News » Whistler


By Alix Noble The number of new visitors to Whistler is not keeping pace with the rate at which new hotels are being built, according to figures released by the Whistler Resort Association. Although hotels and other types of commercial accommodation weathered this past winter, projections are that by the end of 1997, the number of rooms will increase by 21 per cent. This outstrips the projected increase in tourists over the same period. "As a result (of the increase) I think you'll see people having difficulty keeping rooms full," said Laurie Vance, a past WRA director at large and manager of the Blackcomb and Mountainside Lodges. "We managed to maintain this year, but we need to do more to stay there for next year." To spur growth in the number of visitors, the WRA is stepping up its strategic marketing plan, but according to Barrett Fisher, marketing director at the WRA, "it would be next to impossible to keep up." The boom in construction resulted in 13.4 per cent more room units for the 95/96 ski season than the previous winter. Although more people than ever visited Whistler this past winter, the number of room nights was only up 6 per cent from the year before, leaving many hotels feeling the crunch, especially during the tail end of the season. One room unit, according to the WRA, is a single hotel room or condo unit.
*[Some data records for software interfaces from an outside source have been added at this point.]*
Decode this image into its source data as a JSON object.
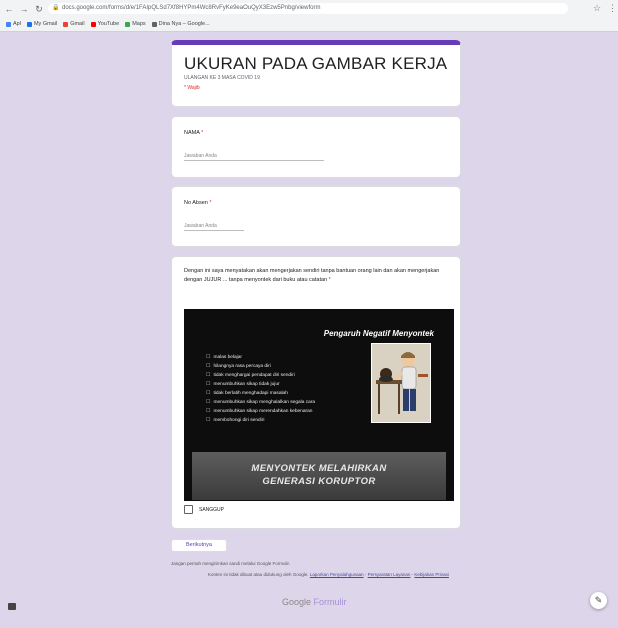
{
  "browser": {
    "url": "docs.google.com/forms/d/e/1FAIpQLSd7Xf8HYPm4Wc8RvFyKe9eaOuQyX3Ezw5Pnbg/viewform",
    "bookmarks": [
      {
        "label": "Apl",
        "color": "#4285f4"
      },
      {
        "label": "My Gmail",
        "color": "#1a73e8"
      },
      {
        "label": "Gmail",
        "color": "#ea4335"
      },
      {
        "label": "YouTube",
        "color": "#ff0000"
      },
      {
        "label": "Maps",
        "color": "#34a853"
      },
      {
        "label": "Dina Nya – Google...",
        "color": "#5f6368"
      }
    ]
  },
  "form": {
    "title": "UKURAN PADA GAMBAR KERJA",
    "subtitle": "ULANGAN KE 3 MASA COVID 19",
    "required_note": "* Wajib"
  },
  "questions": [
    {
      "label": "NAMA",
      "required_mark": " *",
      "placeholder": "Jawaban Anda"
    },
    {
      "label": "No Absen",
      "required_mark": " *",
      "placeholder": "Jawaban Anda"
    },
    {
      "label": "Dengan ini saya menyatakan akan mengerjakan sendiri tanpa bantuan orang lain dan akan mengerjakan dengan JUJUR ... tanpa menyontek dari buku atau catatan",
      "required_mark": " *"
    }
  ],
  "poster": {
    "title": "Pengaruh Negatif Menyontek",
    "items": [
      "malas belajar",
      "hilangnya rasa percaya diri",
      "tidak menghargai pendapat diri sendiri",
      "menumbuhkan sikap tidak jujur",
      "tidak berlatih menghadapi masalah",
      "menumbuhkan sikap menghalalkan segala cara",
      "menumbuhkan sikap merendahkan kebenaran",
      "membohongi diri sendiri"
    ],
    "banner_line1": "MENYONTEK MELAHIRKAN",
    "banner_line2": "GENERASI KORUPTOR"
  },
  "checkbox_label": "SANGGUP",
  "next_button": "Berikutnya",
  "footer": {
    "line1": "Jangan pernah mengirimkan sandi melalui Google Formulir.",
    "line2_pre": "Konten ini tidak dibuat atau didukung oleh Google. ",
    "link_abuse": "Laporkan Penyalahgunaan",
    "sep": " - ",
    "link_terms": "Persyaratan Layanan",
    "link_privacy": "Kebijakan Privasi",
    "brand_google": "Google",
    "brand_forms": " Formulir"
  }
}
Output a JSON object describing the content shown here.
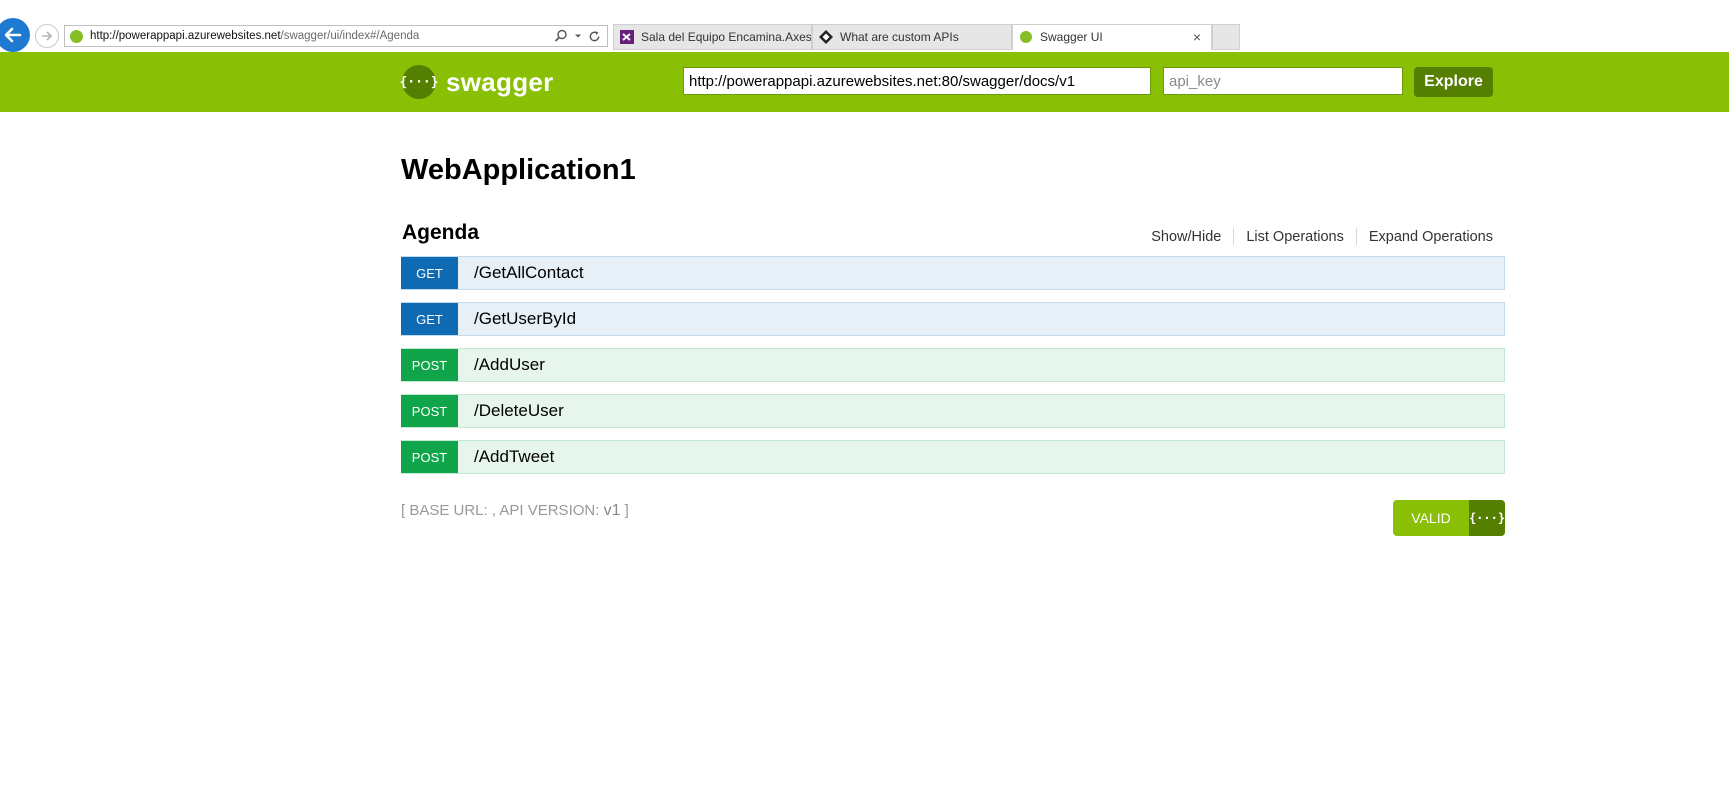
{
  "browser": {
    "address": {
      "host": "http://powerappapi.azurewebsites.net",
      "path": "/swagger/ui/index#/Agenda"
    },
    "tabs": [
      {
        "title": "Sala del Equipo Encamina.Axes...",
        "icon": "visual-studio-icon",
        "active": false
      },
      {
        "title": "What are custom APIs",
        "icon": "diamond-logo-icon",
        "active": false
      },
      {
        "title": "Swagger UI",
        "icon": "swagger-favicon-icon",
        "active": true,
        "close": "×"
      }
    ]
  },
  "header": {
    "logo_symbol": "{···}",
    "logo_text": "swagger",
    "url_value": "http://powerappapi.azurewebsites.net:80/swagger/docs/v1",
    "api_key_placeholder": "api_key",
    "explore_label": "Explore",
    "colors": {
      "bar": "#89bf04",
      "dark": "#547f00"
    }
  },
  "main": {
    "title": "WebApplication1",
    "resource": {
      "name": "Agenda",
      "actions": [
        "Show/Hide",
        "List Operations",
        "Expand Operations"
      ],
      "operations": [
        {
          "method": "GET",
          "path": "/GetAllContact"
        },
        {
          "method": "GET",
          "path": "/GetUserById"
        },
        {
          "method": "POST",
          "path": "/AddUser"
        },
        {
          "method": "POST",
          "path": "/DeleteUser"
        },
        {
          "method": "POST",
          "path": "/AddTweet"
        }
      ]
    },
    "footer": {
      "prefix": "[ BASE URL: , API VERSION: ",
      "version": "v1",
      "suffix": " ]"
    },
    "validator": {
      "label": "VALID",
      "symbol": "{···}"
    }
  }
}
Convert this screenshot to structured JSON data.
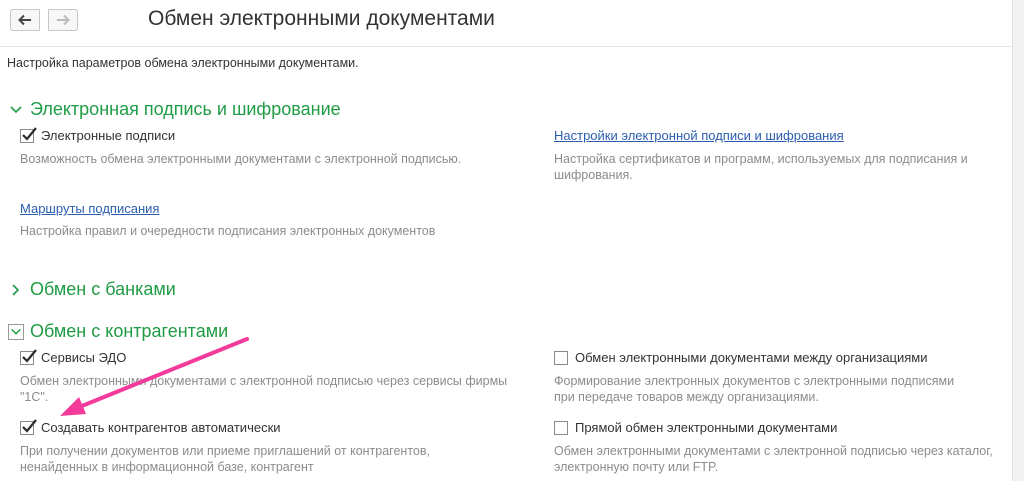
{
  "header": {
    "title": "Обмен электронными документами",
    "subtitle": "Настройка параметров обмена электронными документами."
  },
  "colors": {
    "section": "#1f9c45",
    "link": "#2a5db0",
    "arrow": "#f23b9a"
  },
  "sections": {
    "signature": {
      "title": "Электронная подпись и шифрование",
      "signatures_label": "Электронные подписи",
      "signatures_desc": "Возможность обмена электронными документами с электронной подписью.",
      "settings_link": "Настройки электронной подписи и шифрования",
      "settings_desc": "Настройка сертификатов и программ, используемых для подписания и шифрования.",
      "routes_link": "Маршруты подписания",
      "routes_desc": "Настройка правил и очередности подписания электронных документов"
    },
    "banks": {
      "title": "Обмен с банками"
    },
    "counterparties": {
      "title": "Обмен с контрагентами",
      "edo_label": "Сервисы ЭДО",
      "edo_desc": "Обмен электронными документами с электронной подписью через сервисы фирмы \"1С\".",
      "auto_label": "Создавать контрагентов автоматически",
      "auto_desc": "При получении документов или приеме приглашений от контрагентов, ненайденных в информационной базе, контрагент",
      "between_orgs_label": "Обмен электронными документами между организациями",
      "between_orgs_desc": "Формирование электронных документов с электронными подписями при передаче товаров между организациями.",
      "direct_label": "Прямой обмен электронными документами",
      "direct_desc": "Обмен электронными документами с электронной подписью через каталог, электронную почту или FTP."
    }
  }
}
The WRA rental pool accounts for 70-80 per cent of the tourist accommodation in the valley and is a good indicator for Whistler in general. There is a demand for all the new room units, but this winter the demand came only during the peak season of February and March, when the number of visitors was up 17 per cent over last year. Marketing strategies aimed at destination skiers, who stay longer and have higher daily expenditures, increased the number of international visitors this year. During peak season, much of the 17 per cent increase consisted of destination skiers, particularly from the U.S., the U.K., Germany and Brazil. Complex marketing programs already in place aim to encourage these and other skiers to visit Whistler at times other than February and March. Most blame a drop in the number of regional skiers for the low visitor figures in the non-peak season. The North Shore mountains experienced a reasonable snow year, and "for those that can ski in their backyard for less, that option is more attractive," said Vance. Poor weather at the beginning and end of the ski season also affected the number of people on the slopes. Despite the record number of winter visitors, actual skier visits were down from last year’s record by a projected 3 per cent. Although there is not a lot of correlation between snowfall and skier visits, according to Kim Needham, co-ordinator of the municipality’s monitoring program, "We didn't look at rainfall. Rain would affect skier visits." The increasing number of activities for those who don't want to ski could also account for a decrease in skier visits — there are more options even if the ski conditions are good, said Vance. Despite the so-so winter, the WRA and local hoteliers are optimistic about the summer season. Hotels project an 11 per cent increase over last summer, based on pre-booked rooms. The average summer room rate has also been increasing steadily the last few years. Recent marketing schemes, such as getting big U.S. airlines like American and United to sell Whistler 12 months a year, should have a "tremendous impact," Vance predicted. But summer business is harder to forecast than winter business because it is even more weather dependent. Almost 60 per cent of summer visitors are from Washington and B.C. — tourists who find it easy to leave Whistler if the weather is poor. Poor weather in the month of May set the summer off to a slow start, with 13 per cent less room nights than last May. Highway closures and traffic congestion on the bridges between Vancouver and the North Shore could also be a deterrent to summer tourists. As well, mid-week traffic between Squamish and Whistler is restricted at the moment because of the rock slide in the Cheakamus Canyon. The Department of Highways plans to begin paving three lanes around the rock slide site in late July. The regional market will be more affected than destination visitors.